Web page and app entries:
Segment Open

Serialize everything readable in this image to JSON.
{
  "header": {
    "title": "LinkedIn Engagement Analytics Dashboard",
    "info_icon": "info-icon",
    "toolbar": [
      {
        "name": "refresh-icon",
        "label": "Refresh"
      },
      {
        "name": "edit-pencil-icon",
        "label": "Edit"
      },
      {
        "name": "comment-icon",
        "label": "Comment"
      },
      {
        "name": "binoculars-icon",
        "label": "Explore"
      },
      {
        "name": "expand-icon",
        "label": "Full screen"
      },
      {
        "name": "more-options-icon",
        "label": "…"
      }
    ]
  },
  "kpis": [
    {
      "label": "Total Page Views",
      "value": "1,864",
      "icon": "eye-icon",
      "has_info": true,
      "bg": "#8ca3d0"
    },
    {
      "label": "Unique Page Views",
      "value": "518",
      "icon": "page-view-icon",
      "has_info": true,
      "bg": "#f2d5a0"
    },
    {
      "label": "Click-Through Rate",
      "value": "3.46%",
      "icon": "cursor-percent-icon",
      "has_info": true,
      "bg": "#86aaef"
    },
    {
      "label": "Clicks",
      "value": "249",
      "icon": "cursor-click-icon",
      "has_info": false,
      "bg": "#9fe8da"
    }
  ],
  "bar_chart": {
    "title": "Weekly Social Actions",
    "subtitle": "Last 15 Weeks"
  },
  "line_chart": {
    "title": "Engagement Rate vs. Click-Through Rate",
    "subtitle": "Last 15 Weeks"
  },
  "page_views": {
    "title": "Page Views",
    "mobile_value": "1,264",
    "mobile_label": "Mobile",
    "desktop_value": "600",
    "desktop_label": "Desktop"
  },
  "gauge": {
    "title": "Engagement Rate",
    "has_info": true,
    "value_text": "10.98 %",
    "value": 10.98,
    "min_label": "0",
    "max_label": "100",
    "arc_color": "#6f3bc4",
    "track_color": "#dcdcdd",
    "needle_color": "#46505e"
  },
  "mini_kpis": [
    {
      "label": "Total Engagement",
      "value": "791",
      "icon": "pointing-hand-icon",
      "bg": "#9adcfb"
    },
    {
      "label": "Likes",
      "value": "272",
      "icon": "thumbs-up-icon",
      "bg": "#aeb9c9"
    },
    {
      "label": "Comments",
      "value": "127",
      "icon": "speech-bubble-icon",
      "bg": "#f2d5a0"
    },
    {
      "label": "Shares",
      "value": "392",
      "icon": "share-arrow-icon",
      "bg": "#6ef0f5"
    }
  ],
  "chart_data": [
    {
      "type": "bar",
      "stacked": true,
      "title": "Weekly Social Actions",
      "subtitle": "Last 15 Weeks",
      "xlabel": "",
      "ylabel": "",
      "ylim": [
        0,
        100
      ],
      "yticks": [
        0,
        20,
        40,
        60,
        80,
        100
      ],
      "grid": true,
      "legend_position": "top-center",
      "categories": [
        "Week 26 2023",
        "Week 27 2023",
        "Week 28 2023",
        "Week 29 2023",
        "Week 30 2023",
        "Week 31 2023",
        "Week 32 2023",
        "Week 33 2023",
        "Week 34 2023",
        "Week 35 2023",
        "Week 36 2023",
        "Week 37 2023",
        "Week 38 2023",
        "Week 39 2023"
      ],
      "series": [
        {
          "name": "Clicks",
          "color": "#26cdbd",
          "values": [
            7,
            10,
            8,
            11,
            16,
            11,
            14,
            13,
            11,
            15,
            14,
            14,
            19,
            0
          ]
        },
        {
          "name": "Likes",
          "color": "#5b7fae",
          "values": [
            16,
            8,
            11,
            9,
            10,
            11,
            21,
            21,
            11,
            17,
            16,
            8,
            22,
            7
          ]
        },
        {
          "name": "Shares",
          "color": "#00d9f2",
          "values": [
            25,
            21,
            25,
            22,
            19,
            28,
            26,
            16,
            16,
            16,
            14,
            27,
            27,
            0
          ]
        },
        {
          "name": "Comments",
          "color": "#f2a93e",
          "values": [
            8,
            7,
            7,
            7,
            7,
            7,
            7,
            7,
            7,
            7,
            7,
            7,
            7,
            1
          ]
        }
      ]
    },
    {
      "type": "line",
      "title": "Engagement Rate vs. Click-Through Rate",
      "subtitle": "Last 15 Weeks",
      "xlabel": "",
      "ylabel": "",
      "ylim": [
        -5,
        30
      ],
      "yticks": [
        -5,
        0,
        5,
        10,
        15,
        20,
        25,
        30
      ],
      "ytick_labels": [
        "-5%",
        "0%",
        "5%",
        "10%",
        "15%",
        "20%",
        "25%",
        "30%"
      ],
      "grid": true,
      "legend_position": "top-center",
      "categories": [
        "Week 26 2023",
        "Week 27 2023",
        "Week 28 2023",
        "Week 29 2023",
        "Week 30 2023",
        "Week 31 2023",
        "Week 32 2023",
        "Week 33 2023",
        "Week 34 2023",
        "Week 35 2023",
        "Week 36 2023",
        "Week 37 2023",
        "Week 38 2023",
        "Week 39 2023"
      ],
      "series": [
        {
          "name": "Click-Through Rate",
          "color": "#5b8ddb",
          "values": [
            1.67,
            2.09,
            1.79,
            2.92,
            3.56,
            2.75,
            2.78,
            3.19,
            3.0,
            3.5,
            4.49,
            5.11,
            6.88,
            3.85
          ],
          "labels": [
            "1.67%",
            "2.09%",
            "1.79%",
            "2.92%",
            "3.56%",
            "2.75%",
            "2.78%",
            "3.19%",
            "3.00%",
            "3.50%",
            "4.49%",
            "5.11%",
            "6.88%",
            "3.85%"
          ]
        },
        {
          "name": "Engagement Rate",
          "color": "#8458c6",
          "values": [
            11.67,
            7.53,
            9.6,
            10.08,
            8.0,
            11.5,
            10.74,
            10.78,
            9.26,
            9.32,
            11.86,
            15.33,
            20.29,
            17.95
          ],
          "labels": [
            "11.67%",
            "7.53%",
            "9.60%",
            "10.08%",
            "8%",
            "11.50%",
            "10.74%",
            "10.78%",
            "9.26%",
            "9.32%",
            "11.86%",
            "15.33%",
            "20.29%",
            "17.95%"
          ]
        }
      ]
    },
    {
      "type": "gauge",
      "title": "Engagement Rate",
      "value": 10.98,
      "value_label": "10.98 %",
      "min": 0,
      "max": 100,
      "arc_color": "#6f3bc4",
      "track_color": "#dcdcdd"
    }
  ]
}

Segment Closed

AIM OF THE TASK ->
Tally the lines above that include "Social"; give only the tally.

ANSWER TO THIS TASK ->
2